▸ Task statement: If a line below contains "JSON", count it. Report the final total and nothing more.

··· Given data ···

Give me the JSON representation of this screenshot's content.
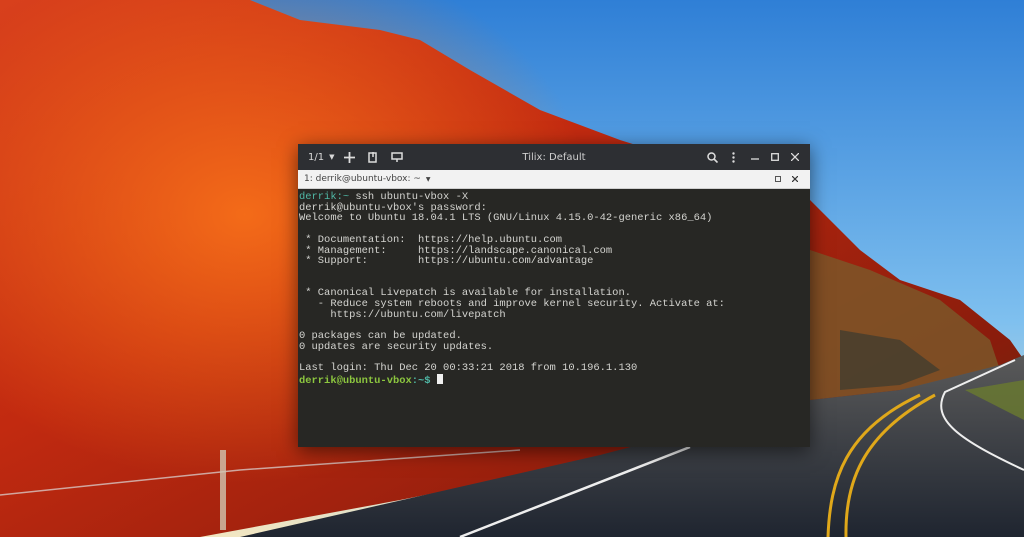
{
  "window": {
    "title": "Tilix: Default",
    "session_counter": "1/1",
    "tab_label": "1: derrik@ubuntu-vbox: ~",
    "icons": [
      "chevron-down-icon",
      "add-icon",
      "split-icon",
      "split-horizontal-icon",
      "search-icon",
      "menu-icon",
      "minimize-icon",
      "maximize-icon",
      "close-icon"
    ]
  },
  "terminal": {
    "lines": [
      {
        "prompt": "derrik:~",
        "text": " ssh ubuntu-vbox -X"
      },
      {
        "text": "derrik@ubuntu-vbox's password:"
      },
      {
        "text": "Welcome to Ubuntu 18.04.1 LTS (GNU/Linux 4.15.0-42-generic x86_64)"
      },
      {
        "text": ""
      },
      {
        "text": " * Documentation:  https://help.ubuntu.com"
      },
      {
        "text": " * Management:     https://landscape.canonical.com"
      },
      {
        "text": " * Support:        https://ubuntu.com/advantage"
      },
      {
        "text": ""
      },
      {
        "text": ""
      },
      {
        "text": " * Canonical Livepatch is available for installation."
      },
      {
        "text": "   - Reduce system reboots and improve kernel security. Activate at:"
      },
      {
        "text": "     https://ubuntu.com/livepatch"
      },
      {
        "text": ""
      },
      {
        "text": "0 packages can be updated."
      },
      {
        "text": "0 updates are security updates."
      },
      {
        "text": ""
      },
      {
        "text": "Last login: Thu Dec 20 00:33:21 2018 from 10.196.1.130"
      }
    ],
    "current_prompt": "derrik@ubuntu-vbox",
    "current_prompt_suffix": ":~$ "
  },
  "colors": {
    "prompt_teal": "#4fb7a5",
    "prompt_green": "#8cc63f",
    "terminal_bg": "#272724",
    "titlebar_bg": "#2d2f33"
  }
}
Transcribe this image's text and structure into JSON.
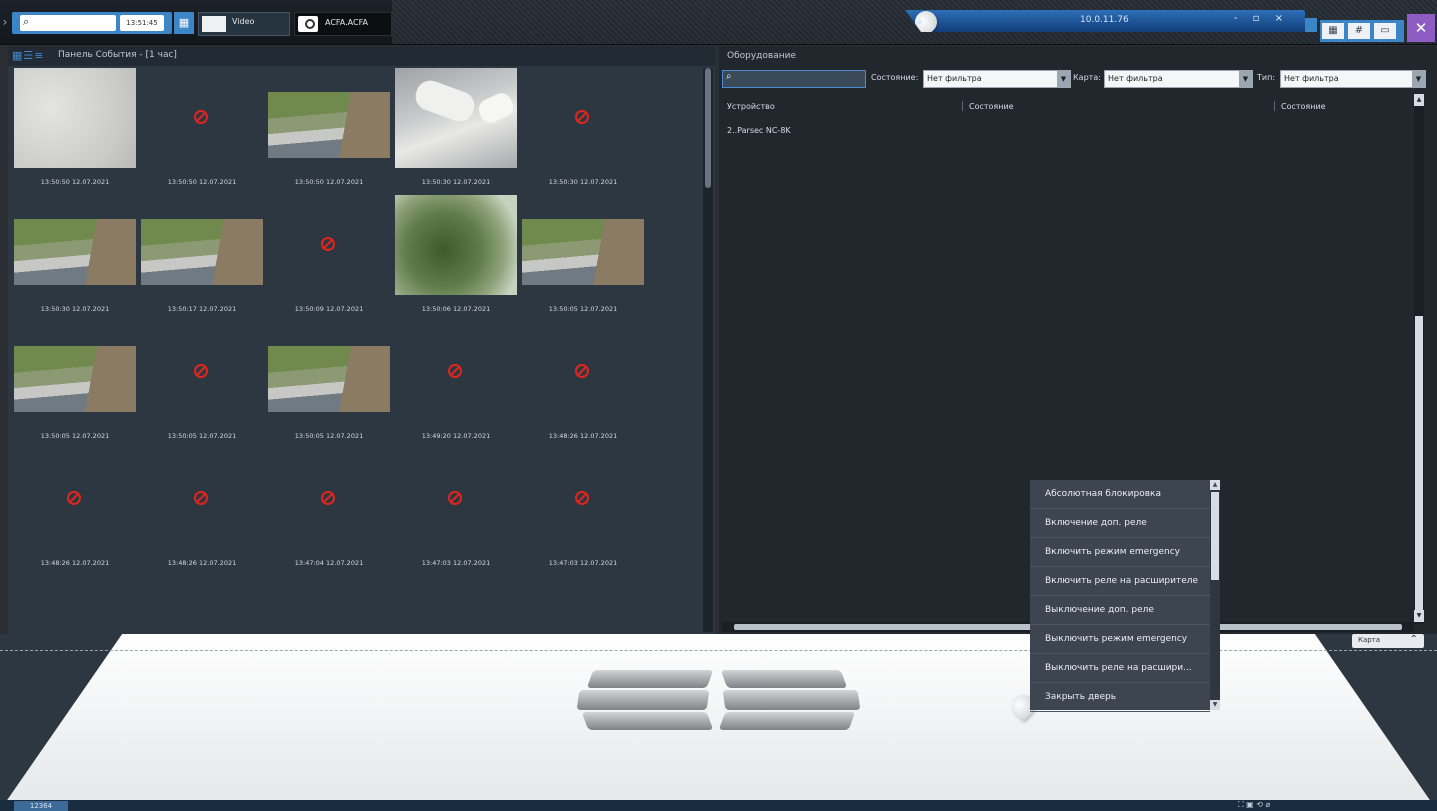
{
  "topbar": {
    "time": "13:51:45",
    "tabs": [
      {
        "label": "Video"
      },
      {
        "label": "ACFA.ACFA"
      }
    ],
    "connection_ip": "10.0.11.76",
    "window_controls": "- ▫ ×"
  },
  "events_panel": {
    "title": "Панель События - [1 час]",
    "events": [
      {
        "time": "13:50:50 12.07.2021",
        "kind": "snow"
      },
      {
        "time": "13:50:50 12.07.2021",
        "kind": "none"
      },
      {
        "time": "13:50:50 12.07.2021",
        "kind": "yard"
      },
      {
        "time": "13:50:30 12.07.2021",
        "kind": "cars"
      },
      {
        "time": "13:50:30 12.07.2021",
        "kind": "none"
      },
      {
        "time": "13:50:30 12.07.2021",
        "kind": "yard"
      },
      {
        "time": "13:50:17 12.07.2021",
        "kind": "yard"
      },
      {
        "time": "13:50:09 12.07.2021",
        "kind": "none"
      },
      {
        "time": "13:50:06 12.07.2021",
        "kind": "tree"
      },
      {
        "time": "13:50:05 12.07.2021",
        "kind": "yard"
      },
      {
        "time": "13:50:05 12.07.2021",
        "kind": "yard"
      },
      {
        "time": "13:50:05 12.07.2021",
        "kind": "none"
      },
      {
        "time": "13:50:05 12.07.2021",
        "kind": "yard"
      },
      {
        "time": "13:49:20 12.07.2021",
        "kind": "none"
      },
      {
        "time": "13:48:26 12.07.2021",
        "kind": "none"
      },
      {
        "time": "13:48:26 12.07.2021",
        "kind": "none"
      },
      {
        "time": "13:48:26 12.07.2021",
        "kind": "none"
      },
      {
        "time": "13:47:04 12.07.2021",
        "kind": "none"
      },
      {
        "time": "13:47:03 12.07.2021",
        "kind": "none"
      },
      {
        "time": "13:47:03 12.07.2021",
        "kind": "none"
      }
    ]
  },
  "equipment_panel": {
    "title": "Оборудование",
    "filters": {
      "state_label": "Состояние:",
      "state_value": "Нет фильтра",
      "map_label": "Карта:",
      "map_value": "Нет фильтра",
      "type_label": "Тип:",
      "type_value": "Нет фильтра"
    },
    "columns": [
      "Устройство",
      "Состояние",
      "Состояние"
    ],
    "rows": [
      {
        "device": "2..Parsec NC-8K"
      }
    ]
  },
  "map": {
    "button_label": "Карта"
  },
  "context_menu": {
    "items": [
      "Абсолютная блокировка",
      "Включение доп. реле",
      "Включить режим emergency",
      "Включить реле на расширителе",
      "Выключение доп. реле",
      "Выключить режим emergency",
      "Выключить реле на расшири...",
      "Закрыть дверь"
    ]
  },
  "statusbar": {
    "id": "12364"
  },
  "icons": [
    "search-icon",
    "grid-icon",
    "pin-icon",
    "tools-icon",
    "no-image-icon",
    "map-pin-icon"
  ]
}
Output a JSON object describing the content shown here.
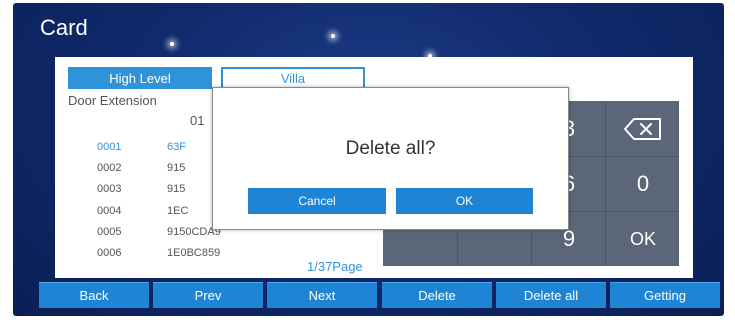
{
  "window": {
    "title": "Card"
  },
  "tabs": {
    "high_level": "High Level",
    "villa": "Villa"
  },
  "table": {
    "door_extension_label": "Door Extension",
    "column_value": "01",
    "rows": [
      {
        "num": "0001",
        "code": "63F",
        "selected": true
      },
      {
        "num": "0002",
        "code": "915"
      },
      {
        "num": "0003",
        "code": "915"
      },
      {
        "num": "0004",
        "code": "1EC"
      },
      {
        "num": "0005",
        "code": "9150CDA9"
      },
      {
        "num": "0006",
        "code": "1E0BC859"
      }
    ]
  },
  "keypad": {
    "keys": [
      {
        "label": "3"
      },
      {
        "label": "⌫",
        "icon": "backspace-icon"
      },
      {
        "label": "6"
      },
      {
        "label": "0"
      },
      {
        "label": "9"
      },
      {
        "label": "OK"
      }
    ]
  },
  "pagination": {
    "text": "1/37Page"
  },
  "dialog": {
    "message": "Delete all?",
    "cancel_label": "Cancel",
    "ok_label": "OK"
  },
  "buttons": {
    "back": "Back",
    "prev": "Prev",
    "next": "Next",
    "delete": "Delete",
    "delete_all": "Delete all",
    "getting": "Getting"
  },
  "colors": {
    "accent": "#1f84d4",
    "tab_active": "#2f93da",
    "background": "#102a6c",
    "keypad": "#5b6778"
  }
}
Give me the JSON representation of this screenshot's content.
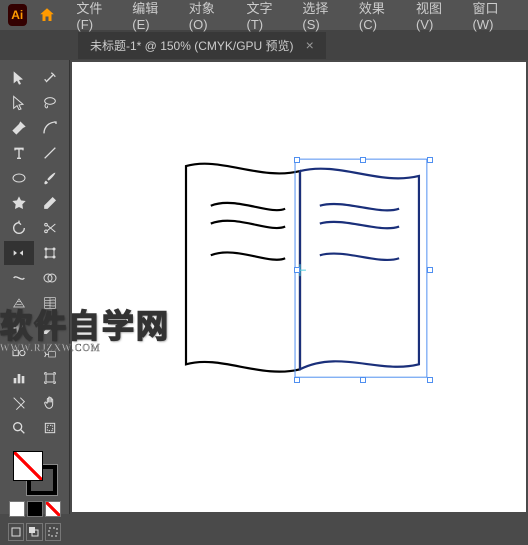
{
  "app": {
    "short": "Ai"
  },
  "menu": {
    "file": "文件(F)",
    "edit": "编辑(E)",
    "object": "对象(O)",
    "type": "文字(T)",
    "select": "选择(S)",
    "effect": "效果(C)",
    "view": "视图(V)",
    "window": "窗口(W)"
  },
  "tab": {
    "title": "未标题-1* @ 150% (CMYK/GPU 预览)",
    "close": "×"
  },
  "watermark": {
    "cn": "软件自学网",
    "en": "WWW.RJZXW.COM"
  },
  "colors": {
    "selection": "#4f8ff0",
    "stroke_left": "#000000",
    "stroke_right": "#1a2f7a"
  }
}
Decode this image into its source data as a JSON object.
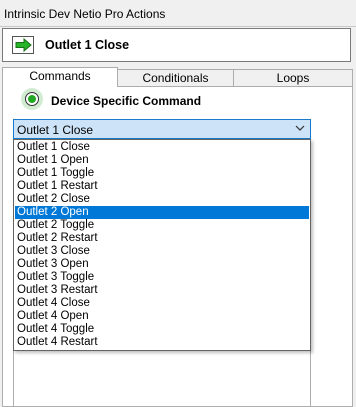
{
  "window": {
    "title": "Intrinsic Dev Netio Pro Actions"
  },
  "action": {
    "title": "Outlet 1 Close",
    "icon": "green-right-arrow-icon"
  },
  "tabs": [
    {
      "label": "Commands",
      "active": true
    },
    {
      "label": "Conditionals",
      "active": false
    },
    {
      "label": "Loops",
      "active": false
    }
  ],
  "radio": {
    "label": "Device Specific Command",
    "checked": true,
    "color": "#22a822"
  },
  "combo": {
    "selected": "Outlet 1 Close",
    "chevron": "chevron-down-icon"
  },
  "dropdown": {
    "highlighted_index": 5,
    "options": [
      "Outlet 1 Close",
      "Outlet 1 Open",
      "Outlet 1 Toggle",
      "Outlet 1 Restart",
      "Outlet 2 Close",
      "Outlet 2 Open",
      "Outlet 2 Toggle",
      "Outlet 2 Restart",
      "Outlet 3 Close",
      "Outlet 3 Open",
      "Outlet 3 Toggle",
      "Outlet 3 Restart",
      "Outlet 4 Close",
      "Outlet 4 Open",
      "Outlet 4 Toggle",
      "Outlet 4 Restart"
    ]
  },
  "colors": {
    "highlight": "#0078d7",
    "combo_bg": "#cde3f7"
  }
}
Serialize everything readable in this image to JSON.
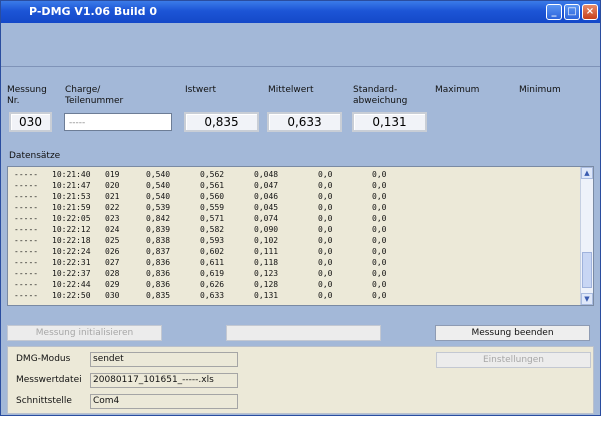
{
  "window": {
    "title": "P-DMG V1.06 Build 0",
    "minimize": "_",
    "maximize": "□",
    "close": "×"
  },
  "headers": {
    "messung": "Messung\nNr.",
    "charge": "Charge/\nTeilenummer",
    "istwert": "Istwert",
    "mittelwert": "Mittelwert",
    "standardabweichung": "Standard-\nabweichung",
    "maximum": "Maximum",
    "minimum": "Minimum"
  },
  "values": {
    "messung_nr": "030",
    "charge": "-----",
    "istwert": "0,835",
    "mittelwert": "0,633",
    "standardabweichung": "0,131"
  },
  "datensaetze_label": "Datensätze",
  "log_rows": [
    [
      "-----",
      "10:21:40",
      "019",
      "0,540",
      "0,562",
      "0,048",
      "0,0",
      "0,0"
    ],
    [
      "-----",
      "10:21:47",
      "020",
      "0,540",
      "0,561",
      "0,047",
      "0,0",
      "0,0"
    ],
    [
      "-----",
      "10:21:53",
      "021",
      "0,540",
      "0,560",
      "0,046",
      "0,0",
      "0,0"
    ],
    [
      "-----",
      "10:21:59",
      "022",
      "0,539",
      "0,559",
      "0,045",
      "0,0",
      "0,0"
    ],
    [
      "-----",
      "10:22:05",
      "023",
      "0,842",
      "0,571",
      "0,074",
      "0,0",
      "0,0"
    ],
    [
      "-----",
      "10:22:12",
      "024",
      "0,839",
      "0,582",
      "0,090",
      "0,0",
      "0,0"
    ],
    [
      "-----",
      "10:22:18",
      "025",
      "0,838",
      "0,593",
      "0,102",
      "0,0",
      "0,0"
    ],
    [
      "-----",
      "10:22:24",
      "026",
      "0,837",
      "0,602",
      "0,111",
      "0,0",
      "0,0"
    ],
    [
      "-----",
      "10:22:31",
      "027",
      "0,836",
      "0,611",
      "0,118",
      "0,0",
      "0,0"
    ],
    [
      "-----",
      "10:22:37",
      "028",
      "0,836",
      "0,619",
      "0,123",
      "0,0",
      "0,0"
    ],
    [
      "-----",
      "10:22:44",
      "029",
      "0,836",
      "0,626",
      "0,128",
      "0,0",
      "0,0"
    ],
    [
      "-----",
      "10:22:50",
      "030",
      "0,835",
      "0,633",
      "0,131",
      "0,0",
      "0,0"
    ]
  ],
  "buttons": {
    "messung_initialisieren": "Messung initialisieren",
    "middle": "",
    "messung_beenden": "Messung beenden",
    "einstellungen": "Einstellungen"
  },
  "status": {
    "dmg_modus_label": "DMG-Modus",
    "dmg_modus_value": "sendet",
    "messwertdatei_label": "Messwertdatei",
    "messwertdatei_value": "20080117_101651_-----.xls",
    "schnittstelle_label": "Schnittstelle",
    "schnittstelle_value": "Com4"
  },
  "colors": {
    "titlebar": "#1c55d6",
    "window_bg": "#a3b8d8",
    "panel_bg": "#ece9d8"
  }
}
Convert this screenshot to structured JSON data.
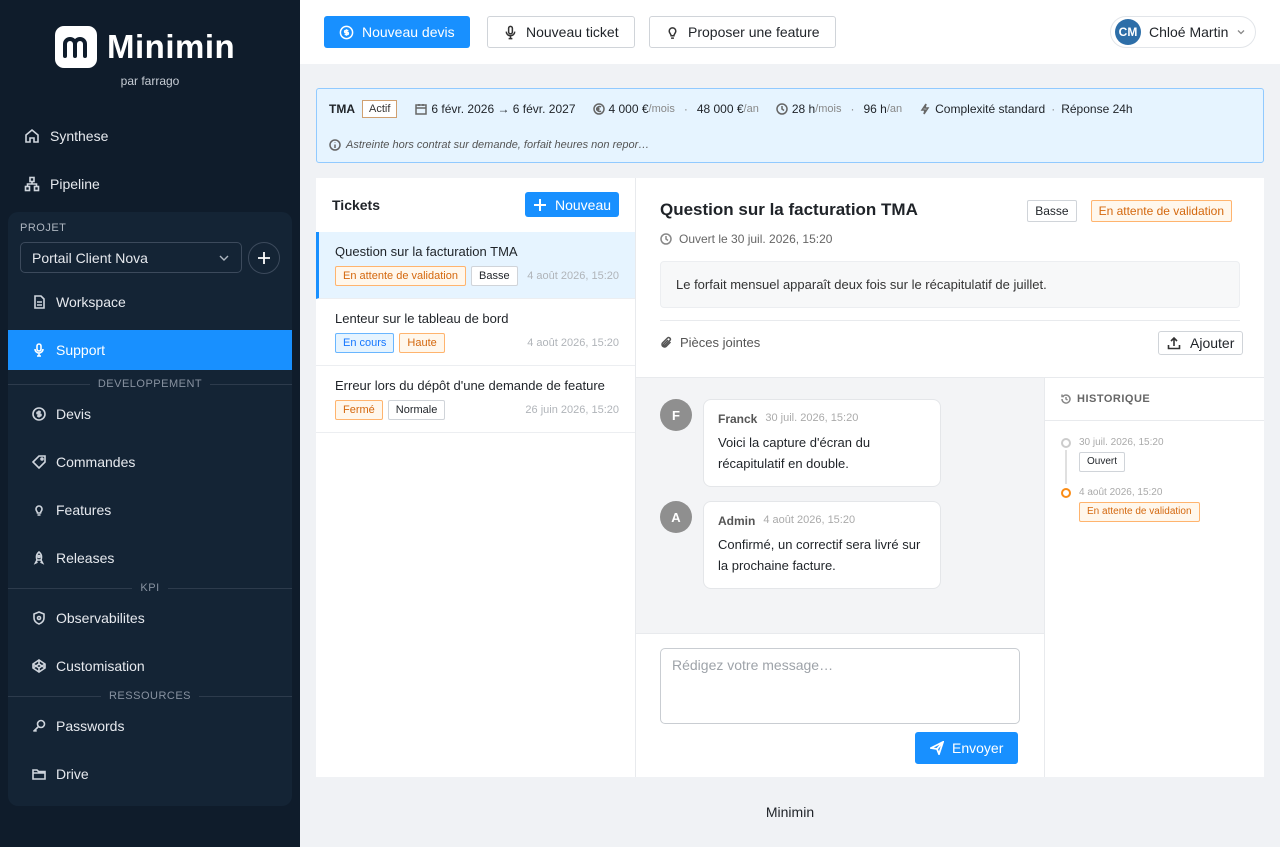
{
  "brand": {
    "name": "Minimin",
    "subtitle": "par farrago"
  },
  "nav": {
    "synthese": "Synthese",
    "pipeline": "Pipeline"
  },
  "project": {
    "section_label": "PROJET",
    "selected": "Portail Client Nova",
    "items": {
      "workspace": "Workspace",
      "support": "Support"
    },
    "dev_label": "DEVELOPPEMENT",
    "dev_items": {
      "devis": "Devis",
      "commandes": "Commandes",
      "features": "Features",
      "releases": "Releases"
    },
    "kpi_label": "KPI",
    "kpi_items": {
      "observabilites": "Observabilites",
      "customisation": "Customisation"
    },
    "res_label": "RESSOURCES",
    "res_items": {
      "passwords": "Passwords",
      "drive": "Drive"
    }
  },
  "topbar": {
    "new_quote": "Nouveau devis",
    "new_ticket": "Nouveau ticket",
    "propose_feature": "Proposer une feature",
    "user_initials": "CM",
    "user_name": "Chloé Martin"
  },
  "contract": {
    "type": "TMA",
    "status": "Actif",
    "period": "6 févr. 2026 → 6 févr. 2027",
    "monthly_price": "4 000 €",
    "monthly_unit": "/mois",
    "yearly_price": "48 000 €",
    "yearly_unit": "/an",
    "monthly_hours": "28 h",
    "monthly_hours_unit": "/mois",
    "yearly_hours": "96 h",
    "yearly_hours_unit": "/an",
    "complexity": "Complexité standard",
    "response": "Réponse 24h",
    "note": "Astreinte hors contrat sur demande, forfait heures non repor…"
  },
  "tickets": {
    "title": "Tickets",
    "new_label": "Nouveau",
    "items": [
      {
        "title": "Question sur la facturation TMA",
        "status": "En attente de validation",
        "priority": "Basse",
        "date": "4 août 2026, 15:20"
      },
      {
        "title": "Lenteur sur le tableau de bord",
        "status": "En cours",
        "priority": "Haute",
        "date": "4 août 2026, 15:20"
      },
      {
        "title": "Erreur lors du dépôt d'une demande de feature",
        "status": "Fermé",
        "priority": "Normale",
        "date": "26 juin 2026, 15:20"
      }
    ]
  },
  "detail": {
    "title": "Question sur la facturation TMA",
    "priority": "Basse",
    "status": "En attente de validation",
    "opened": "Ouvert le 30 juil. 2026, 15:20",
    "description": "Le forfait mensuel apparaît deux fois sur le récapitulatif de juillet.",
    "attachments_label": "Pièces jointes",
    "add_label": "Ajouter",
    "messages": [
      {
        "initial": "F",
        "author": "Franck",
        "date": "30 juil. 2026, 15:20",
        "text": "Voici la capture d'écran du récapitulatif en double."
      },
      {
        "initial": "A",
        "author": "Admin",
        "date": "4 août 2026, 15:20",
        "text": "Confirmé, un correctif sera livré sur la prochaine facture."
      }
    ],
    "composer_placeholder": "Rédigez votre message…",
    "send_label": "Envoyer"
  },
  "history": {
    "title": "HISTORIQUE",
    "events": [
      {
        "date": "30 juil. 2026, 15:20",
        "status": "Ouvert"
      },
      {
        "date": "4 août 2026, 15:20",
        "status": "En attente de validation"
      }
    ]
  },
  "footer": "Minimin",
  "colors": {
    "primary": "#1890ff",
    "sidebar": "#0f1c2b",
    "warning": "#fa8c16"
  }
}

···

▸ Response below: 7